App and web page records

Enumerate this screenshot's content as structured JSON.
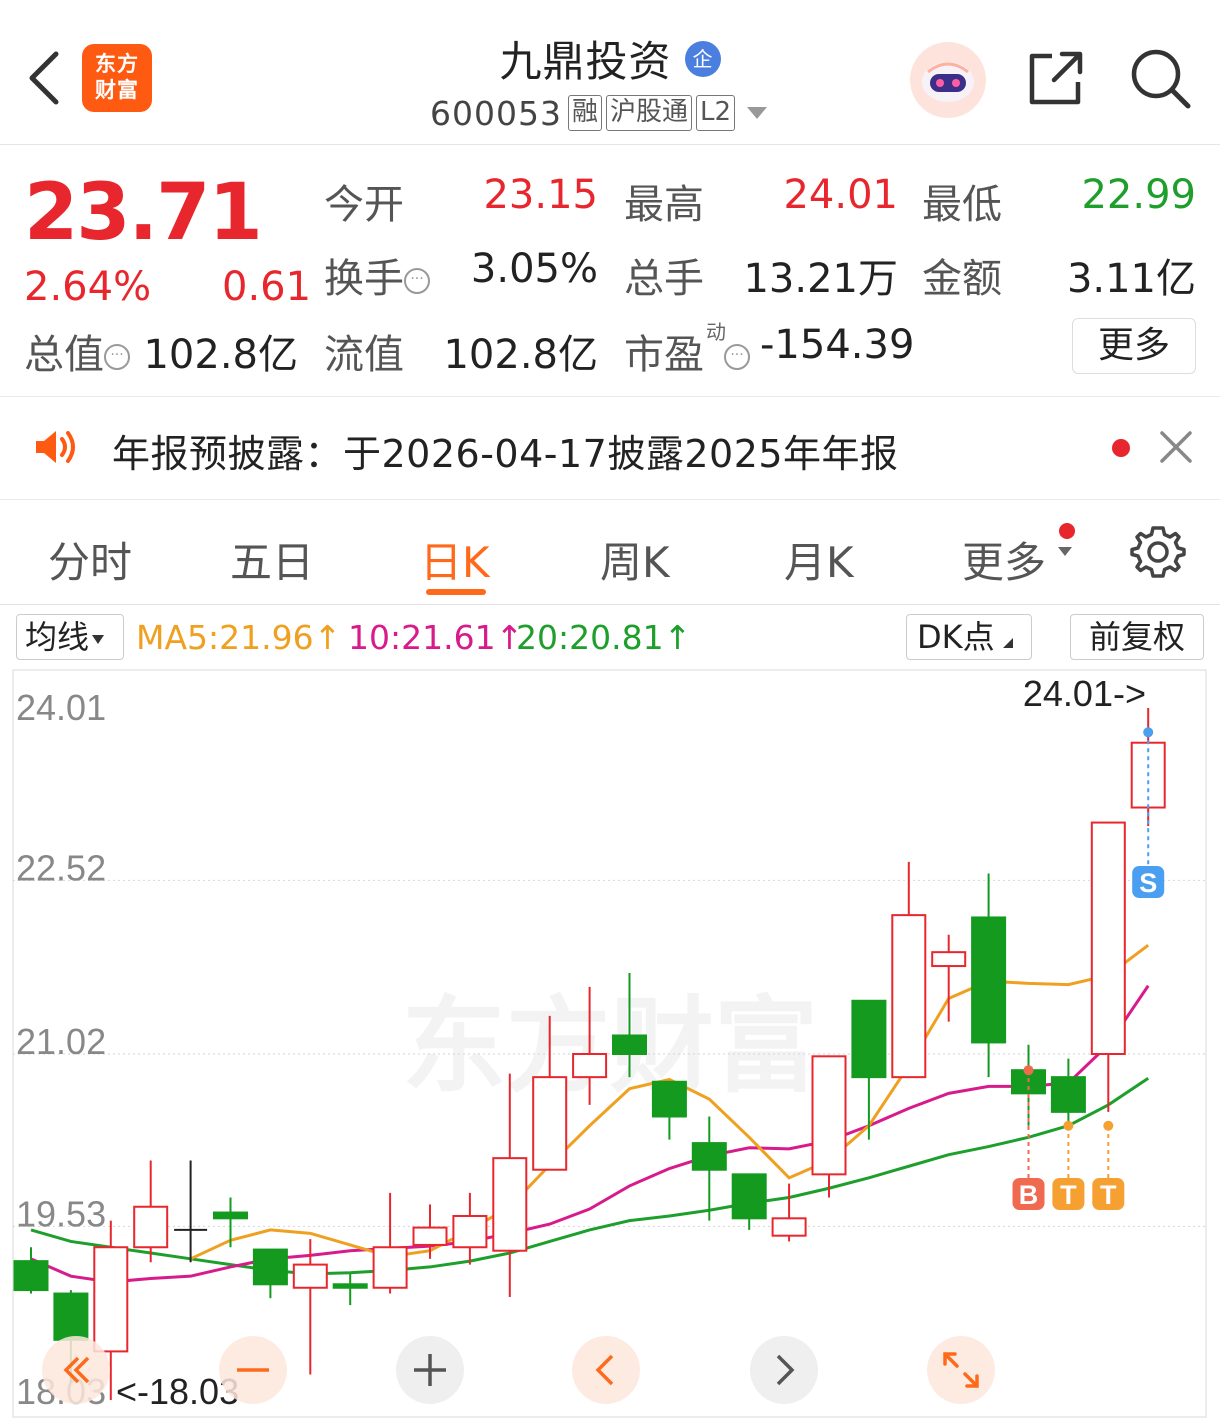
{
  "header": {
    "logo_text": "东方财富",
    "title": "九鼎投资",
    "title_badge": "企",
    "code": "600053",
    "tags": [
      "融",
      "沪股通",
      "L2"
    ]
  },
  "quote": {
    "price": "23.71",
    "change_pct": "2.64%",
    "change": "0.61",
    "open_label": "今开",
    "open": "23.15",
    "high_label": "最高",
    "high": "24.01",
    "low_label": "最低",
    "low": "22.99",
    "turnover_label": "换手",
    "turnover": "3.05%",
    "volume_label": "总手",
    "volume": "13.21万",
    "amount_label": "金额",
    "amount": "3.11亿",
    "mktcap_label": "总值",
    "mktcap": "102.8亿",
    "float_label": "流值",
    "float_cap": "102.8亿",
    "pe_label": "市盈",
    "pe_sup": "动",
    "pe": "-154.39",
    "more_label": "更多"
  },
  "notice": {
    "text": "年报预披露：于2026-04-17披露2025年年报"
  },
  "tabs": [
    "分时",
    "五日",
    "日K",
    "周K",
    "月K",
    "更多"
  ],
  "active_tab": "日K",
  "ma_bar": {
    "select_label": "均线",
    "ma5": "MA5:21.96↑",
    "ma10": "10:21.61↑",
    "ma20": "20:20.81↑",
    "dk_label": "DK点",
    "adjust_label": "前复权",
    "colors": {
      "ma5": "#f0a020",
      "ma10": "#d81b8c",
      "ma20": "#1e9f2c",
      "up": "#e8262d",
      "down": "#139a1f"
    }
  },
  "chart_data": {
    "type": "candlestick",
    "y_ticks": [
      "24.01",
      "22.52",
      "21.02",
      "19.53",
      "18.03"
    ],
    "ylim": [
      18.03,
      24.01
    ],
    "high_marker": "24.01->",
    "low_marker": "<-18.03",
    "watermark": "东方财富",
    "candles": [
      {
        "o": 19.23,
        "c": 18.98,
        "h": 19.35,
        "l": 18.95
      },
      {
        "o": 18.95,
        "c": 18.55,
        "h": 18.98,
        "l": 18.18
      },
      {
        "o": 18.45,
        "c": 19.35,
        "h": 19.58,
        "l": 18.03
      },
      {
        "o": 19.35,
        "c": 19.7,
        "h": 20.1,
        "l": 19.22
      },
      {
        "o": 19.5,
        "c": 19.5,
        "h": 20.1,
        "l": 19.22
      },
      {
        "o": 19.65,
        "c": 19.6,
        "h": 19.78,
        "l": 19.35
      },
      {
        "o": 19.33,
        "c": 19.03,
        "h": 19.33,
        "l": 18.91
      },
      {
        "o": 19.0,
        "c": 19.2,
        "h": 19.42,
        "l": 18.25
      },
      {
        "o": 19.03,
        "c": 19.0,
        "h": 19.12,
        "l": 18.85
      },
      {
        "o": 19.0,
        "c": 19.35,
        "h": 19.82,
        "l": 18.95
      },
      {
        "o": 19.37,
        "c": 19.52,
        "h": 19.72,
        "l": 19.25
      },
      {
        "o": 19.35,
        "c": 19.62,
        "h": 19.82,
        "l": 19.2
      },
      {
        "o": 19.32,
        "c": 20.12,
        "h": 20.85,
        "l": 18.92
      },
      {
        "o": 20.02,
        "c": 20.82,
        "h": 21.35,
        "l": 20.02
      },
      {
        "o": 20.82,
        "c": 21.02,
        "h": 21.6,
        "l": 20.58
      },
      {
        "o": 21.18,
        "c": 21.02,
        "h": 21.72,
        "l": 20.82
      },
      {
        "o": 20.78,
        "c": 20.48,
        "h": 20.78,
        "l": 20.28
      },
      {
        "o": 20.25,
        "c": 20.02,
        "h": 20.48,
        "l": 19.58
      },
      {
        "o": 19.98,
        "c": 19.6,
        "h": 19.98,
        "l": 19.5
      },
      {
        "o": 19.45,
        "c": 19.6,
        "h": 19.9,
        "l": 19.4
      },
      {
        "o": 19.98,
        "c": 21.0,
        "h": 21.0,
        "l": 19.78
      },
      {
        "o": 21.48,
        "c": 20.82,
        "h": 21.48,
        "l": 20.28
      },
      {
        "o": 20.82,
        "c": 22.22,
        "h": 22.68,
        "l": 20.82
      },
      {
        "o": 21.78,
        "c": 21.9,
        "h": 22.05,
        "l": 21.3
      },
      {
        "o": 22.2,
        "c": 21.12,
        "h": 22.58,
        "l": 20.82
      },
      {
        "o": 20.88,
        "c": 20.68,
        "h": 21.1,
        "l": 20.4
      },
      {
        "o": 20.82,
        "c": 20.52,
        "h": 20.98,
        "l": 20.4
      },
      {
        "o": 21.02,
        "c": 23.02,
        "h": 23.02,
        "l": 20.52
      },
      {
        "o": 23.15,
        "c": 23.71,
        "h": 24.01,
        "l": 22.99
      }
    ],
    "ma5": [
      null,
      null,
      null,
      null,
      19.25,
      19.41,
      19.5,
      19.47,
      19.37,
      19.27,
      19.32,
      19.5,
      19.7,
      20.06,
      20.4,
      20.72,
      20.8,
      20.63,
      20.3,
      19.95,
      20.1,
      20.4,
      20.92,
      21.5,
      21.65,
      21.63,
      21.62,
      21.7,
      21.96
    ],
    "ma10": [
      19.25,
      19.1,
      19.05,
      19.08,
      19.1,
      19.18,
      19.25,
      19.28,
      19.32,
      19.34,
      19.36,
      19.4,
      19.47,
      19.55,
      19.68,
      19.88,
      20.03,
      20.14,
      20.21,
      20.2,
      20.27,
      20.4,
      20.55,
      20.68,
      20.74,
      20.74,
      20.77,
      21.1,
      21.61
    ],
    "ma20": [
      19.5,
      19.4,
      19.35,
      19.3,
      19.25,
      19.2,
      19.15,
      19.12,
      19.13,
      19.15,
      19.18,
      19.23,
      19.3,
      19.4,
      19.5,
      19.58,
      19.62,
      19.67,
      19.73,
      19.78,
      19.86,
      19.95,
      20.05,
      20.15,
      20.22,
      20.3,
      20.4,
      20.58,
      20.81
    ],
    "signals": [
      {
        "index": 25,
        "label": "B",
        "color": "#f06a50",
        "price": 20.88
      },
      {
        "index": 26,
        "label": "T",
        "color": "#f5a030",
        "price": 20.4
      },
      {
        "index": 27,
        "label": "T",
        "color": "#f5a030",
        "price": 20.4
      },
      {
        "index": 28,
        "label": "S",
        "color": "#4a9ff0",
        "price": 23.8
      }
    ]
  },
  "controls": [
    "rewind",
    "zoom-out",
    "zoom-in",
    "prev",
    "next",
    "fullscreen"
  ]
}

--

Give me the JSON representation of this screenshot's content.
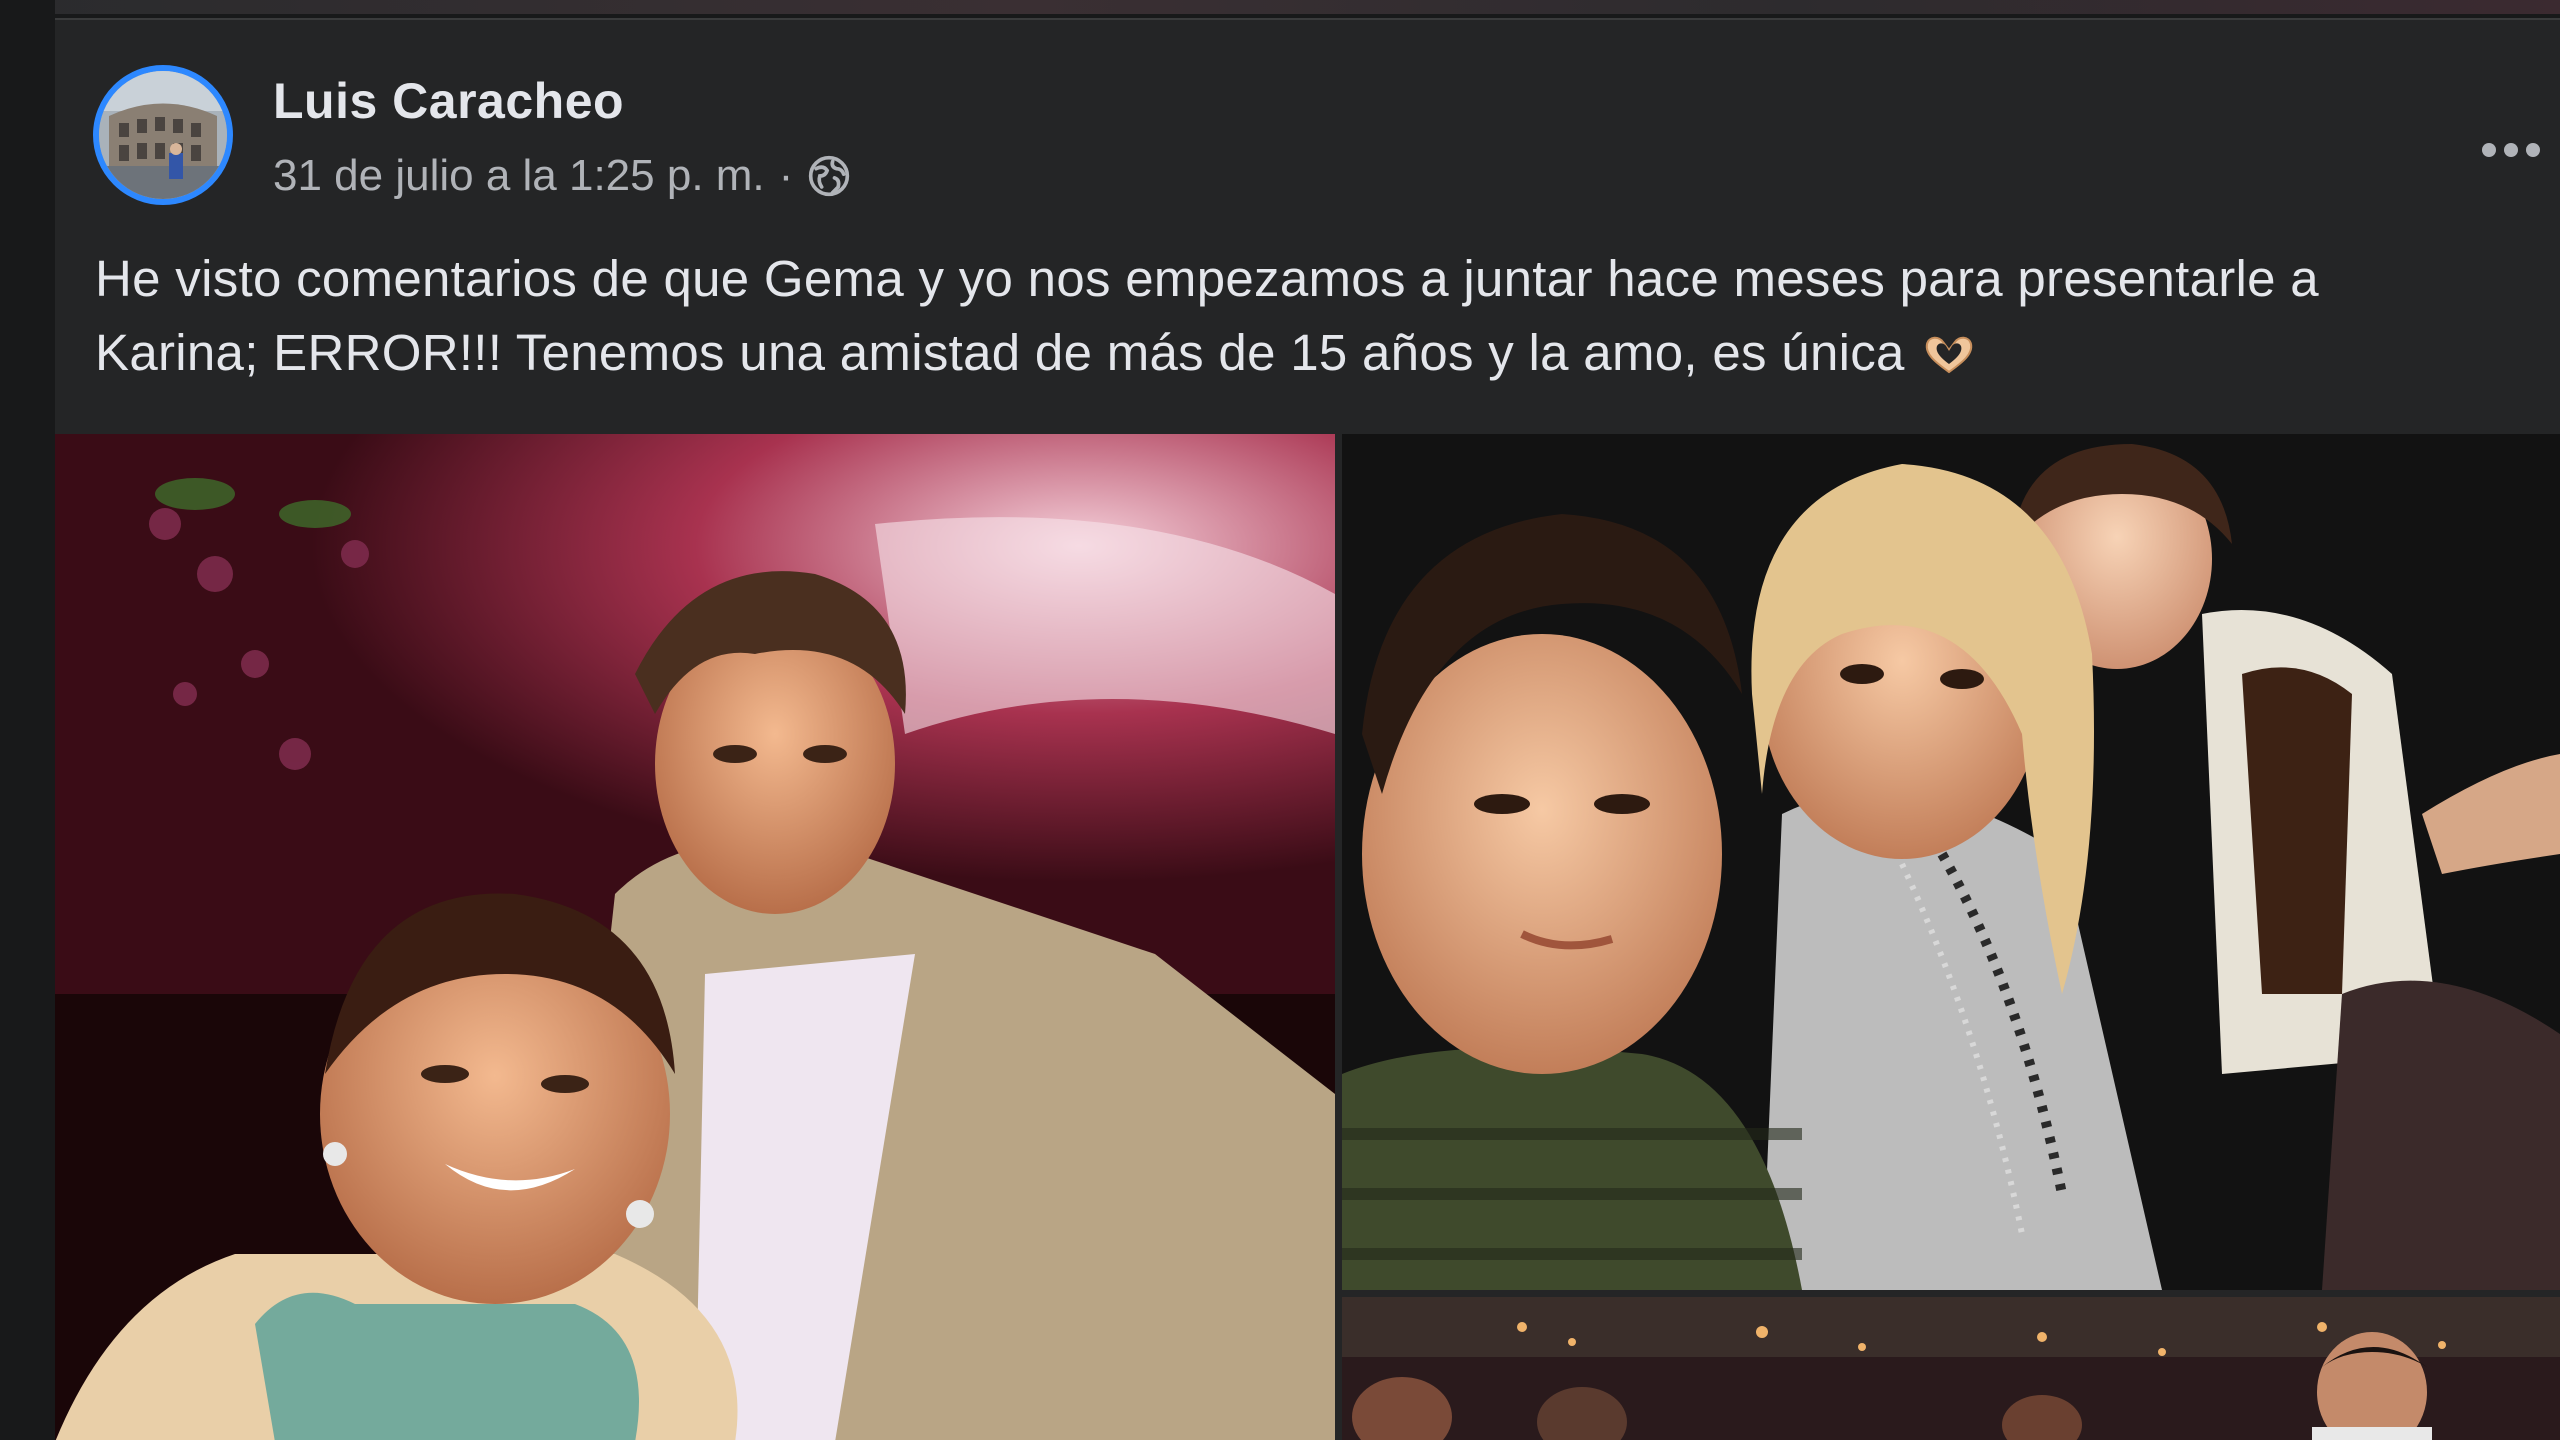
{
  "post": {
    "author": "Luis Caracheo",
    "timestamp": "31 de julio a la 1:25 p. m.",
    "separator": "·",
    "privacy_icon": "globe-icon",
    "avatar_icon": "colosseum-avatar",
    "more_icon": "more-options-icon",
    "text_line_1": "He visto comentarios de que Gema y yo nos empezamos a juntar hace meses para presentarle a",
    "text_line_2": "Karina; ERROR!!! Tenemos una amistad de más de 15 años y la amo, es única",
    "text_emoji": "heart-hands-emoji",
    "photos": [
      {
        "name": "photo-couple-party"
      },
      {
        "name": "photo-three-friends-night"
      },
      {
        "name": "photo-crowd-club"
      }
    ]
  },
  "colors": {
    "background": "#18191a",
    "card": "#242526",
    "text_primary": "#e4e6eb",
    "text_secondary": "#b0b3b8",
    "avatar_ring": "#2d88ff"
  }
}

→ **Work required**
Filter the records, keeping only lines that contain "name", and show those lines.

→ **Written response**
        "name": "photo-couple-party"
        "name": "photo-three-friends-night"
        "name": "photo-crowd-club"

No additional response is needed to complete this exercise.